§ **Task prompt**: Restate the whole of the data verbatim, omitting nothing.

□ □ □ □ □

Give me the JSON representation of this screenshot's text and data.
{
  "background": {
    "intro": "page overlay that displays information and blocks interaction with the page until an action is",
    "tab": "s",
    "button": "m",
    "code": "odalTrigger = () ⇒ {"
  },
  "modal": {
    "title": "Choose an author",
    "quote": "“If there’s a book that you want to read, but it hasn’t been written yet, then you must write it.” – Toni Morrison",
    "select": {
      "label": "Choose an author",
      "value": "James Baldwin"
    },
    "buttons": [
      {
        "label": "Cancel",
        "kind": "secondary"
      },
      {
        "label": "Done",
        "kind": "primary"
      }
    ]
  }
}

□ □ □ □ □

§ **Response to the exercise**:
Give me the JSON representation of this screenshot's text and data.
{
  "background": {
    "intro": "page overlay that displays information and blocks interaction with the page until an action is",
    "tab": "s",
    "button": "m",
    "code": "odalTrigger = () ⇒ {"
  },
  "modal": {
    "title": "Choose an author",
    "quote": "“If there’s a book that you want to read, but it hasn’t been written yet, then you must write it.” – Toni Morrison",
    "select": {
      "label": "Choose an author",
      "value": "James Baldwin"
    },
    "buttons": [
      {
        "label": "Cancel",
        "kind": "secondary"
      },
      {
        "label": "Done",
        "kind": "primary"
      }
    ]
  }
}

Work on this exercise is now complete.